Stir-fry (two, actually — one with tofu, one with chicken)
Mushrooms and leeks
Treacle tart, because of this guy (recipe follows)
Chocolate mousse pie (recipe follows)
Treacle Tart is a very British treat, and it’s Harry Potter’s favorite dessert. I looked at a bunch of recipes and came up with my own version.

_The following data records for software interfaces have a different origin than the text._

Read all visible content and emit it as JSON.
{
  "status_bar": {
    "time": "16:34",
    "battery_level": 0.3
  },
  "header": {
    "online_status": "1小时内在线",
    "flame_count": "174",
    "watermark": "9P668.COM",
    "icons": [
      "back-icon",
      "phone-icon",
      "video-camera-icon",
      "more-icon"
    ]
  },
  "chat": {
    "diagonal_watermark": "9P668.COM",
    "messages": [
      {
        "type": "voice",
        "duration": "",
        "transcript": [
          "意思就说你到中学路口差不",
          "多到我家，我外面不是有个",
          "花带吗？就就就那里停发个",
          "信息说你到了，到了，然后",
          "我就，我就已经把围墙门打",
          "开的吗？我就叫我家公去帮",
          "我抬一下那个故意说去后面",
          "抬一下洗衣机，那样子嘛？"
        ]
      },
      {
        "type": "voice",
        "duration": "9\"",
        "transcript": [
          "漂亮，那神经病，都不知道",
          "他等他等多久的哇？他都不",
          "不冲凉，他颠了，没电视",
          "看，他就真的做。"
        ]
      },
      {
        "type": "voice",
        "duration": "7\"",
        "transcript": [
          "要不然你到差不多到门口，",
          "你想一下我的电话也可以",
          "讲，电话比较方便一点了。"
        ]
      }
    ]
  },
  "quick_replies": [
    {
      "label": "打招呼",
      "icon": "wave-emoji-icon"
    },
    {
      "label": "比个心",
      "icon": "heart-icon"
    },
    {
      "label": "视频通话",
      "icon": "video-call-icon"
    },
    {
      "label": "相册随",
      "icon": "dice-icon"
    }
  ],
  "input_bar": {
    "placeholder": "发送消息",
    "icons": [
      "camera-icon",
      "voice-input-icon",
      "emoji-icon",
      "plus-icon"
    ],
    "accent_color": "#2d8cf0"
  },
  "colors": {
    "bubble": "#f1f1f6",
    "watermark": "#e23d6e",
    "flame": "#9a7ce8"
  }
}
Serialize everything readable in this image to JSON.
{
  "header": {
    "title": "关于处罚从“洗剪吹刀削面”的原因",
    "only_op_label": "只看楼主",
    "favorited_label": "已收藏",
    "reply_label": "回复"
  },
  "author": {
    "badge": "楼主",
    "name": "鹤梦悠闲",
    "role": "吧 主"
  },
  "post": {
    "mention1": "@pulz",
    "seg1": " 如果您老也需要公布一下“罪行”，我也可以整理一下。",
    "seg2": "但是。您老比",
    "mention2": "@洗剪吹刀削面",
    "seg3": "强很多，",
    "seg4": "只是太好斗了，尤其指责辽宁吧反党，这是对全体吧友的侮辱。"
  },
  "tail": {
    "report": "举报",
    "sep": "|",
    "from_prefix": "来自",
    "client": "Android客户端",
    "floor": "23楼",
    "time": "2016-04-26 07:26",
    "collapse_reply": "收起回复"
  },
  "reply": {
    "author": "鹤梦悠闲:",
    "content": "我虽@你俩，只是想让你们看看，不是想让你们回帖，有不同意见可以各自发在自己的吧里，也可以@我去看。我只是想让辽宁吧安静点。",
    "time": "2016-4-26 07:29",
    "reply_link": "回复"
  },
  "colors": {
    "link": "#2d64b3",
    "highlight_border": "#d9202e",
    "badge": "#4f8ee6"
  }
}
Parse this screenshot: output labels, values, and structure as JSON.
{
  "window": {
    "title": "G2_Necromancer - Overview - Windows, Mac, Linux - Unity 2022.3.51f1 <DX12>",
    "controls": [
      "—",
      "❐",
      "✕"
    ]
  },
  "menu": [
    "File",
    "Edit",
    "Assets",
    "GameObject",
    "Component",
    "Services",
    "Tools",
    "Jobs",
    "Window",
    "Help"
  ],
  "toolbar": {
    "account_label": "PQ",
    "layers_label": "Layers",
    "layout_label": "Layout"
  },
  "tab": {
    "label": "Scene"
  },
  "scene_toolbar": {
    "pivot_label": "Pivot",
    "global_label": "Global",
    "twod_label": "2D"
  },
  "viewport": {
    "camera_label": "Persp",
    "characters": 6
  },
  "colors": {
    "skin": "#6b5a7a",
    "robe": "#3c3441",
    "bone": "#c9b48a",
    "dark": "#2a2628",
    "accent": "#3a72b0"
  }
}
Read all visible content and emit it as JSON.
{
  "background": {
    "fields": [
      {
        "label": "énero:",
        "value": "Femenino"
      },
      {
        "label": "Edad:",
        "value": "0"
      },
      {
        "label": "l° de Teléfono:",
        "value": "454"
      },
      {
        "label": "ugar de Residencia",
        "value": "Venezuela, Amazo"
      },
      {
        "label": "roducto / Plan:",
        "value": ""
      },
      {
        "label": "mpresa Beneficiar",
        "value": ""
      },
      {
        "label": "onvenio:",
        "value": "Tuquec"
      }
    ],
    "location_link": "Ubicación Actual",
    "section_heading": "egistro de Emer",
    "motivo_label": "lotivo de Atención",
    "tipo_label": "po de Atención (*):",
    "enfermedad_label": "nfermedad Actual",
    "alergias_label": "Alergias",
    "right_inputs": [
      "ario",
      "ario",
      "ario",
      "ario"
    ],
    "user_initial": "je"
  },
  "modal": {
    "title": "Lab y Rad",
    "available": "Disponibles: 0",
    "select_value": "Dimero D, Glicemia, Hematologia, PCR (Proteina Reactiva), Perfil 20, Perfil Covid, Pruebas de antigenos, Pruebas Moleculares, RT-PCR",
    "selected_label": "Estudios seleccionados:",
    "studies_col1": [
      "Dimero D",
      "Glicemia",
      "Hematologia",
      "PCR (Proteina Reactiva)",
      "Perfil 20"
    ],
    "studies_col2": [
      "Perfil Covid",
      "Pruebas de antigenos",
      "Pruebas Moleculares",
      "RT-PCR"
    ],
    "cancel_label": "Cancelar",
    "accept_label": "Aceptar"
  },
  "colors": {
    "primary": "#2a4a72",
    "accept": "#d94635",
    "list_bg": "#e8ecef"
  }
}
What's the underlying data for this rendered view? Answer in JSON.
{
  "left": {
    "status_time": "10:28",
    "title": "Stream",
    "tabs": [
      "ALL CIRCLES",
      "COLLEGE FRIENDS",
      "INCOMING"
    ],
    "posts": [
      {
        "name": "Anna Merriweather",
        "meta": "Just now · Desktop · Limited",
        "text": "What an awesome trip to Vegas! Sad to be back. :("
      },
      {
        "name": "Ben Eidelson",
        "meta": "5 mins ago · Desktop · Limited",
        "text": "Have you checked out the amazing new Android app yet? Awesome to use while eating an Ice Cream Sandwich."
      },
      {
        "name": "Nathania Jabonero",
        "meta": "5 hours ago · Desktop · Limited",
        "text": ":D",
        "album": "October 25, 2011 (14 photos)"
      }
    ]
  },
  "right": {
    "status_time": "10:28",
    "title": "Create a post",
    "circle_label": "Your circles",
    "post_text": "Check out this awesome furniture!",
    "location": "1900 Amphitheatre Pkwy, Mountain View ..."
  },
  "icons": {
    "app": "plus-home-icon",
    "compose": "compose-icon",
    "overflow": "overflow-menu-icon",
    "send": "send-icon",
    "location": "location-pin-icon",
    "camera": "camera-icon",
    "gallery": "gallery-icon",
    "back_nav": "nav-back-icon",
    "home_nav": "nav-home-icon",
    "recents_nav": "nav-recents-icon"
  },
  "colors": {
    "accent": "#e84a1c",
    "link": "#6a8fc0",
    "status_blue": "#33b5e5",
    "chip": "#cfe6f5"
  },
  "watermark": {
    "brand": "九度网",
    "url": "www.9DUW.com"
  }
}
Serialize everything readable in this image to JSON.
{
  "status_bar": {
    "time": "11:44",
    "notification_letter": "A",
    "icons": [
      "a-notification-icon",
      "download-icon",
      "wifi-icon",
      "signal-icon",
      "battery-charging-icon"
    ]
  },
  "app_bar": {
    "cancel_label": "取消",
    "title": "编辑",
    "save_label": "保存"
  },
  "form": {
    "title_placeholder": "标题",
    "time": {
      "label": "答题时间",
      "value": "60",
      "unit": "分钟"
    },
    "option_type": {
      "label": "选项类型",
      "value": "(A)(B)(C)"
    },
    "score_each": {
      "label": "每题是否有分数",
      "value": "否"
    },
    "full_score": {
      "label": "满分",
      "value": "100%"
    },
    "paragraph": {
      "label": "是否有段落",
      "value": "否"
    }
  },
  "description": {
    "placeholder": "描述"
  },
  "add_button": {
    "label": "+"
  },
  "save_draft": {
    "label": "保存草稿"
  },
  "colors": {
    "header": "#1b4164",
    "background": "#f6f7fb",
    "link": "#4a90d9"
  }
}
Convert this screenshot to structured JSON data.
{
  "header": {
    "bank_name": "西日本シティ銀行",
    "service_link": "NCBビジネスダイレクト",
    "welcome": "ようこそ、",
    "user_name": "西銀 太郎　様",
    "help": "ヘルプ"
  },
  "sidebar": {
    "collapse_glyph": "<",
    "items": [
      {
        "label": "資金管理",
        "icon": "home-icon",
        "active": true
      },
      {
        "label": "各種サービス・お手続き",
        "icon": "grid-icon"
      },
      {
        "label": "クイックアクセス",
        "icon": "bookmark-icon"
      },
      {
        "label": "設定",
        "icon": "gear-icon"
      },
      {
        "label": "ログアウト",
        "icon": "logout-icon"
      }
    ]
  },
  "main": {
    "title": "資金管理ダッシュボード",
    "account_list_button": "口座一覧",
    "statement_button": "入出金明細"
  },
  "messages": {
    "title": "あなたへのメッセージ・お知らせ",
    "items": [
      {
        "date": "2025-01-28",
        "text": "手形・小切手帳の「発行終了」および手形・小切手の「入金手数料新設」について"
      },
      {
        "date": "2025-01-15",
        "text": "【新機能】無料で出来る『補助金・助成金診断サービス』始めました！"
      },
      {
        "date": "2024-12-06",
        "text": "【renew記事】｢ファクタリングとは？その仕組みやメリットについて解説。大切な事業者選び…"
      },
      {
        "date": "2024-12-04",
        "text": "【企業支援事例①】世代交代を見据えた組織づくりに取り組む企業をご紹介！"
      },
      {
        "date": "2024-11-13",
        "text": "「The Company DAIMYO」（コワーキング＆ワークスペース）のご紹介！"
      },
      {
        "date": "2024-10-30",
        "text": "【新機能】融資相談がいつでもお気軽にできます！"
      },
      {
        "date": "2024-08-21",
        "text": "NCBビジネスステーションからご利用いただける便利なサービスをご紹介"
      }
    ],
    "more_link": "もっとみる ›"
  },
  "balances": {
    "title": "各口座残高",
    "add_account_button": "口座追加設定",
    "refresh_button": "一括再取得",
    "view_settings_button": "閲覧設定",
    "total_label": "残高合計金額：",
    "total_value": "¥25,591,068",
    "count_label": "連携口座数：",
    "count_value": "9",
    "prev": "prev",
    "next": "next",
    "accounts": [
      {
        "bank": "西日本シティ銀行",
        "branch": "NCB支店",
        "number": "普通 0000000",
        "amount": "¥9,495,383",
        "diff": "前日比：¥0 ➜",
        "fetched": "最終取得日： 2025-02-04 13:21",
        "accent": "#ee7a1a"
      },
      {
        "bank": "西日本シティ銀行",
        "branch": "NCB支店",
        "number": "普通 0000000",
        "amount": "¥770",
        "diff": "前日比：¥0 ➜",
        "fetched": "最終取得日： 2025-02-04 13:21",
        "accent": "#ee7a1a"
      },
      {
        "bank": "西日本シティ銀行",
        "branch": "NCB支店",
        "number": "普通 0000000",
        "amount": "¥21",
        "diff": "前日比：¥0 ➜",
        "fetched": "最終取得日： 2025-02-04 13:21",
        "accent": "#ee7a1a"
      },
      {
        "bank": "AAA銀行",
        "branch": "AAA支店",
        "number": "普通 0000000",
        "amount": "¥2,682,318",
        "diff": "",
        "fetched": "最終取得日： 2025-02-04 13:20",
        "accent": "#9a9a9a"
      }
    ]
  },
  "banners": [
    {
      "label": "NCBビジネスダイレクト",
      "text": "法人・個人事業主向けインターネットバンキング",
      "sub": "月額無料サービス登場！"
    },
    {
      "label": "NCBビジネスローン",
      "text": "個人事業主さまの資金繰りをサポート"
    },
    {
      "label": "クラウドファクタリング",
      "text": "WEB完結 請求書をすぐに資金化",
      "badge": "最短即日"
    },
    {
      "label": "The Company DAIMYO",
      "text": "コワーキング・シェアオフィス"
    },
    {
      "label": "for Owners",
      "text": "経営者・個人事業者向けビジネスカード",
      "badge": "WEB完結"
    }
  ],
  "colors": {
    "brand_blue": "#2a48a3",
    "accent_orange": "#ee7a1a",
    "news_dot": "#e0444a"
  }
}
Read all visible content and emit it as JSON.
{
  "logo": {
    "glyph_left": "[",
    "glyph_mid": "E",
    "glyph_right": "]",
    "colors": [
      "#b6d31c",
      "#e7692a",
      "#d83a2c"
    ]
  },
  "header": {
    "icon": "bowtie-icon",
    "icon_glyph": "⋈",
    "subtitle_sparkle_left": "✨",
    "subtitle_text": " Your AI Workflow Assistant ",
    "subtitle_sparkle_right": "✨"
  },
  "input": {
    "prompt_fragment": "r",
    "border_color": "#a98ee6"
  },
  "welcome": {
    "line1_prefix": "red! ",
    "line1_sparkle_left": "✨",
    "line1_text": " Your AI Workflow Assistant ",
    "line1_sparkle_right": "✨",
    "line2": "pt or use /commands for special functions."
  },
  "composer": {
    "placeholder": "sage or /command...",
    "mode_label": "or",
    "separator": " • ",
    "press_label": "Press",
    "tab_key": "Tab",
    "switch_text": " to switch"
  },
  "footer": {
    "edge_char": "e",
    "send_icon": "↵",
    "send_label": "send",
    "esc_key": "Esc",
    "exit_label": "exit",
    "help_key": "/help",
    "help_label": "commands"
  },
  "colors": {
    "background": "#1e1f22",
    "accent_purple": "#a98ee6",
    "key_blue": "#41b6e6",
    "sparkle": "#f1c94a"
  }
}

Every recipe online calls for Lyle’s Golden Syrup, which comes in a tin or a “squeezy.” I couldn’t find any here, unfortunately, so I improvised…
2 9-inch pie crusts (unbaked)
1 to 1 1/4 cup Lyle’s Golden Syrup
or, 1/2 cup maple syrup + 1/4 cup molasses + 1/2 cup amber agave nectar
2 to 2 1/2 cups unseasoned bread crumbs
finely grated rind of 1 lemon
juice of 1 lemon (plus another couple ounces or so of lemon juice)
pinch or two of ginger
Pre-heat oven to 400 degrees.
Gently warm syrup (or syrup mixture) slightly in a saucepan, but do not overheat or leave unattended. Should be warm but not hot.
Remove syrup from heat and stir in bread crumbs, lemon zest, lemon juice, and ginger. Mixture should be fairly stiff. Spread in pie crust.
If you’re feeling ambitious, roll out second pie crust on a lightly-floured surface. Cut into strips and arrange a lattice over the treacle tart.
Bake for 20 minutes; cool before serving.
Chocolate Mousse Pie (see notes at end of recipe)
(Recipe from the Jewish Reconstructionist Federation)
Sugar (for encrusting pie plate)
8 oz semi-sweet chocolate
1/4 c water
8 eggs, separated
1/2 Tbsp vanilla
2/3 c sugar
Preheat oven to 350. Grease a 9-inch pie plate and sprinkle well with sugar.
Heat chocolate with water in saucepan over low heat, stirring constantly until smooth (2-3 minutes). Stir in egg yolks and vanilla. Remove from heat.
Beat egg whites in large bowl until foamy. Gradually add sugar and beat until stiff peaks form (3-4 minutes).
Stir a small amount of egg whites into chocolate mixture to lighten it. Then gently fold the chocolate mixture into remaining egg whites, using a rubber spatula.
Pour four cups of the mousse into the prepared pie plate, and bake at 350 for 25 minutes. Chill the rest of the mousse.
Cool pie slightly, then chill for one hour. Baked mousse should cave in, creating a shell. Spoon the remaining (unbaked) mousse into the shell and chill at least three hours.
Note: Something went kind of wrong in this recipe. I used “All Whites” for the egg whites and Eggbeaters for the yolks, but I wasn’t thinking straight. For Eggbeaters, 1/4 cup = 1 egg, so 8 eggs is 2 cups. I figured that for yolks only, I should cut it in half, so I used 1 cup. But the All Whites are 3 T = 1 egg, so 8 eggs = 24 T = 1.5 cups. Therefore, 8 yolks should have been about 1/2 cup (2 cups minus 1.5 cups).
I could tell that the chocolate mixture was too runny and eggy. So I added half a bag (about a cup) of semisweet chocolate chips to it before proceeding.
Well, the pie part baked beautifully. It didn’t quite cave in the way it was supposed to (it certainly deflated, but it do so relatively uniformly). And the remaining mousse didn’t set. It stayed liquidy. And when I poured it on top of the pie, it filled it brim-full (I was smart enough to put the pie pan on top of a dinner plate). I chilled it for at least 4 hours, and it still never set. So it ended up being chocolate mousse soup atop chocolate mousse pie. It was incredibly yummy, and my friends were quite happy with it. It just needed to be scooped with a serving spoon, rather than cut with a pie server. At some point, I will try the recipe again with the proper proportions!